Associate Professor of ESL/Bilingual Education:
Office: 236 Blow Hall
Phone: 757-221-6073
Email: [[kbarkoalva]]

Research and Teaching Focus

Dr. Katherine Barko-Alva is an Associate Professor and Director of the ESL/Bilingual Education program at William & Mary, School of Education in Williamsburg, Virginia. Katherine Barko-Alva, a former McKnight fellow at the University of Florida, holds a Ph.D. in Curriculum and Instruction in the area of ESL/Bilingual Education.

As a bilingual scholar, her research agenda is rooted in classroom practices and explores how Dual Language Bilingual Education (DLBE) /English as a Second Language (ESL) educators make sense of language in culturally and linguistically diverse (CLD) K12 contexts, how to promote equitable and inclusive practices in order to serve CLD students and their families, and how to create sustainable practices to prepare DLBE/ESL in-service and preservice teachers. With more than fourteen years of professional experience teaching as well as designing and implementing job-embedded professional development practices at the national and international level, her lived experiences as an English learner in a U.S. school guide the nature of her work and commitment to families, teachers, and students.
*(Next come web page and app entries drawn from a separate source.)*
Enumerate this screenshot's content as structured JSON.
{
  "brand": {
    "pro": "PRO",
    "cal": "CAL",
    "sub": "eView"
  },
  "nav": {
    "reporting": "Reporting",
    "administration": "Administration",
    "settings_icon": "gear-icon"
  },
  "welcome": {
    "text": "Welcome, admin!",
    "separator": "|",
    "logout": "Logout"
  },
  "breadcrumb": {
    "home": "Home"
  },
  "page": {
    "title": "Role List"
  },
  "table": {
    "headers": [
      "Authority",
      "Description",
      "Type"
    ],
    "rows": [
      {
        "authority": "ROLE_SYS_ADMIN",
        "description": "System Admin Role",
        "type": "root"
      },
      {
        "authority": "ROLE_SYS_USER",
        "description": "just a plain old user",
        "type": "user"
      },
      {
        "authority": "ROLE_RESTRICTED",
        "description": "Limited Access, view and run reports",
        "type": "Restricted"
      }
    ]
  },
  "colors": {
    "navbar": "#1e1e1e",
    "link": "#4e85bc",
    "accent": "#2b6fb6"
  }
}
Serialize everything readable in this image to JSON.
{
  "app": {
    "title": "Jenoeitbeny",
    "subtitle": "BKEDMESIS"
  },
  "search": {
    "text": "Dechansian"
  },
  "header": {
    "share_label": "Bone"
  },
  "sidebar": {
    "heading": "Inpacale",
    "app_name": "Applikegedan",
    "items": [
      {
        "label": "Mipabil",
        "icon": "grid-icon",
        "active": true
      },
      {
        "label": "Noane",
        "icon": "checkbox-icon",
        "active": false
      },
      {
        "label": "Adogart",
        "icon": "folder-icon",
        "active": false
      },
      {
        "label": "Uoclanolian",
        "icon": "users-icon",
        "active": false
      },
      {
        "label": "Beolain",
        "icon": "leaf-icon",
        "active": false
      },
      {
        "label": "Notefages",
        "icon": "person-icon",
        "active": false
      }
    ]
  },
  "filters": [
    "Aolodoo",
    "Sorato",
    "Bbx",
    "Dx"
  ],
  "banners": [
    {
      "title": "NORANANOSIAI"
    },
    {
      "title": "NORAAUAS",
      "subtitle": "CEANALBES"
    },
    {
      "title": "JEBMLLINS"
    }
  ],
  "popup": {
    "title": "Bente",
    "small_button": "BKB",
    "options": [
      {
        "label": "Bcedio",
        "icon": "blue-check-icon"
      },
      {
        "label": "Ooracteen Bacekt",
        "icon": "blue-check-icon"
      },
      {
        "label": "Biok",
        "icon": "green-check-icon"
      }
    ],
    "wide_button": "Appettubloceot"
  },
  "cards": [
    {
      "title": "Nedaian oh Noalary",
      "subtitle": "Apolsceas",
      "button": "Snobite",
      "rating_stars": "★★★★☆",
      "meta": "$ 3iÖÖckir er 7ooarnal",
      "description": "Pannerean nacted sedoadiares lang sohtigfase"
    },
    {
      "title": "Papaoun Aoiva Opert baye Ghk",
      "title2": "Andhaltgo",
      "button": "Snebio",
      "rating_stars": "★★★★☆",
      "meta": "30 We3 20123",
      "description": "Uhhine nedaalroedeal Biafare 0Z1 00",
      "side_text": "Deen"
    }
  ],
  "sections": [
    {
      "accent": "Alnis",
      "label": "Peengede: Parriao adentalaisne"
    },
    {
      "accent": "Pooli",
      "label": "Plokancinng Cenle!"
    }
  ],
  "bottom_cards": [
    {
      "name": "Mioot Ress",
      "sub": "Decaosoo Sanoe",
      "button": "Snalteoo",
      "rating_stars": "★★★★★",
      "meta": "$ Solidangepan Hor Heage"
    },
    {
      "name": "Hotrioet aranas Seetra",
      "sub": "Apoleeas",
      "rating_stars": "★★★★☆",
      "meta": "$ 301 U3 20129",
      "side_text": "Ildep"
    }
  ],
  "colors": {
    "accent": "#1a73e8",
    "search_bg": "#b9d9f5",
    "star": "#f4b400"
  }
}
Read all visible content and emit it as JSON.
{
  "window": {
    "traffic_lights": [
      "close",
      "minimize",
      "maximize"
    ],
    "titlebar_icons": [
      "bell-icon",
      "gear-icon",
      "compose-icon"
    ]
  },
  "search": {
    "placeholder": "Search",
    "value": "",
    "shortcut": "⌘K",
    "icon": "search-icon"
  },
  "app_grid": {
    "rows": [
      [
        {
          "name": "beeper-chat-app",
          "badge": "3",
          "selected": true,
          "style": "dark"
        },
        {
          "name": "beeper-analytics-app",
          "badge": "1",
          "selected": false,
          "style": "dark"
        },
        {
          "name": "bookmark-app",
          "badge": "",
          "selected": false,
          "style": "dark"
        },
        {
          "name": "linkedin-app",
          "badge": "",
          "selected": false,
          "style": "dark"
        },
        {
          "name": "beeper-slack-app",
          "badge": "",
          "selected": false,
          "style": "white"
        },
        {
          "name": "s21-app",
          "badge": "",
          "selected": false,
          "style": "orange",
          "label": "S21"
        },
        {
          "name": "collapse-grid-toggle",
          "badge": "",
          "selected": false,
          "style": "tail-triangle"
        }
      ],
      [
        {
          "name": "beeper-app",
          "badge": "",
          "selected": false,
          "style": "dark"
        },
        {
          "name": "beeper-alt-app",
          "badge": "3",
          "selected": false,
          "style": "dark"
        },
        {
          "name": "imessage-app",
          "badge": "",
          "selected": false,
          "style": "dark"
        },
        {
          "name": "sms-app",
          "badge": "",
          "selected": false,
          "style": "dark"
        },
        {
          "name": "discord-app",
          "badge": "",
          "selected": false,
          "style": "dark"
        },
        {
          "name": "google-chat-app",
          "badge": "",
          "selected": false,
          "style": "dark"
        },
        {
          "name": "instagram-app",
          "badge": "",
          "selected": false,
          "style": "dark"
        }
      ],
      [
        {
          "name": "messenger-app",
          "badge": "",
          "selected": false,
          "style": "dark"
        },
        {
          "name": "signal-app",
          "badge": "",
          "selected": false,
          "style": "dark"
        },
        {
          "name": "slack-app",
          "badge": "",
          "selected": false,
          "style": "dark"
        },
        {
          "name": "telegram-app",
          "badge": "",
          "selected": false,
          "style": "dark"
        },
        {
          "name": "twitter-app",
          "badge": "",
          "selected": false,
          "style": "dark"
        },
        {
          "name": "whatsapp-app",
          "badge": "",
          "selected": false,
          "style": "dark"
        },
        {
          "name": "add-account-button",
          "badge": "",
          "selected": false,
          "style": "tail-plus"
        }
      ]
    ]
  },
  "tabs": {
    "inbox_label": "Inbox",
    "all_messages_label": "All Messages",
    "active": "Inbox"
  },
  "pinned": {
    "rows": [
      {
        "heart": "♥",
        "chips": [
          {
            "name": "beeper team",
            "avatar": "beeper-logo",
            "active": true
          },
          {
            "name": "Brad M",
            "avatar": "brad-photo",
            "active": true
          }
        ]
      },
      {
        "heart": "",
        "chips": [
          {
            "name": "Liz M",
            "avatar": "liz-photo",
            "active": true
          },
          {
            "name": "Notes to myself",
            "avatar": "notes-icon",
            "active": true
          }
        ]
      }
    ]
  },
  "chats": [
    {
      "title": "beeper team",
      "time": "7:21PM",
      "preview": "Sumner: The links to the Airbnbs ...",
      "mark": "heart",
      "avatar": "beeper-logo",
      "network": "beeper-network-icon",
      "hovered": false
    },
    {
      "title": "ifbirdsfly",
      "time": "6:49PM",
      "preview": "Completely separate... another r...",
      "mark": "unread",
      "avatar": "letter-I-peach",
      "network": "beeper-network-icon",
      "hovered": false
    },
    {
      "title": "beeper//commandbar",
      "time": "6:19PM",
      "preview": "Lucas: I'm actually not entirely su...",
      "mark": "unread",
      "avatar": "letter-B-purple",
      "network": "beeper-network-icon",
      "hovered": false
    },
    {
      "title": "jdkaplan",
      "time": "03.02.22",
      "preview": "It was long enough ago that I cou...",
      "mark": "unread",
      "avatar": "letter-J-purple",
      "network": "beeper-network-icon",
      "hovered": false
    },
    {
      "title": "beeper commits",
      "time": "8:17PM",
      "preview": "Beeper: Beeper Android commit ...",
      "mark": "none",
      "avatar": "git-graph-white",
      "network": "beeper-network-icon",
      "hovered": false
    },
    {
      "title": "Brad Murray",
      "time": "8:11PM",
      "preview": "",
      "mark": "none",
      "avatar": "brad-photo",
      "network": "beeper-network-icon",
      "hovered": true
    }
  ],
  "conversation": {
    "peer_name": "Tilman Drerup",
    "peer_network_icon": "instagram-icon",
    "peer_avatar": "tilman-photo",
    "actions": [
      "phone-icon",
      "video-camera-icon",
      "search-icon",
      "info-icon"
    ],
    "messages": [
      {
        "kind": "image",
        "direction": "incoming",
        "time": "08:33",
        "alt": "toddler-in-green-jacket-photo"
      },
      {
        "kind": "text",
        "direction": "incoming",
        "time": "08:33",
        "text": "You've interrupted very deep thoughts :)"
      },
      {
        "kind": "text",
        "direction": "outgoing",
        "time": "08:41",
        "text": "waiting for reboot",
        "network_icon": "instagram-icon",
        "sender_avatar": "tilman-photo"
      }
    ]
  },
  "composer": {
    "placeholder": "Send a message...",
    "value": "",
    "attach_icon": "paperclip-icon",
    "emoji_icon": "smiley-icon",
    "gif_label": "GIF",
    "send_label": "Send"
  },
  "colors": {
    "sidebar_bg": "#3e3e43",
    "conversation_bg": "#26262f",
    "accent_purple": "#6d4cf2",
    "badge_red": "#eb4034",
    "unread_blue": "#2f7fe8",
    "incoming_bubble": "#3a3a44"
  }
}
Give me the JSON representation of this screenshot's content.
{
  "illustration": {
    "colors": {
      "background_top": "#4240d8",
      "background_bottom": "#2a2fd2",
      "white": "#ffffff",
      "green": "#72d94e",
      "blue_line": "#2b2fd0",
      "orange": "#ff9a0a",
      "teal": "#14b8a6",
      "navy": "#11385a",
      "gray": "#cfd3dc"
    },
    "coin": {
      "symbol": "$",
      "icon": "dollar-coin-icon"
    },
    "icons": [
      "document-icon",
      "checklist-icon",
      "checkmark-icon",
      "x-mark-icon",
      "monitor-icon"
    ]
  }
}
Dr. Barko-Alva has been awarded the Virginia Latino Advisory Board Latinx Leadership Award in Education and the Janet Brown Strafer Award (William & Mary, School of Education) recognizing her efforts promoting equitable and inclusive learning spaces in our classrooms and community. At the national level, she has been selected as a member of the iCivics ESL National Advisory Council to support making civics education accessible for ELs using videogame platforms. Her latest book published by Teachers College Press Columbia University examines fossilized practices within today’s educational system that marginalize and devalue the contributions and cultural biographies of families, particularly CLD families. This book creates opportunities for reflection and provides suggestions for school communities seeking to re-envision the meaning of family engagement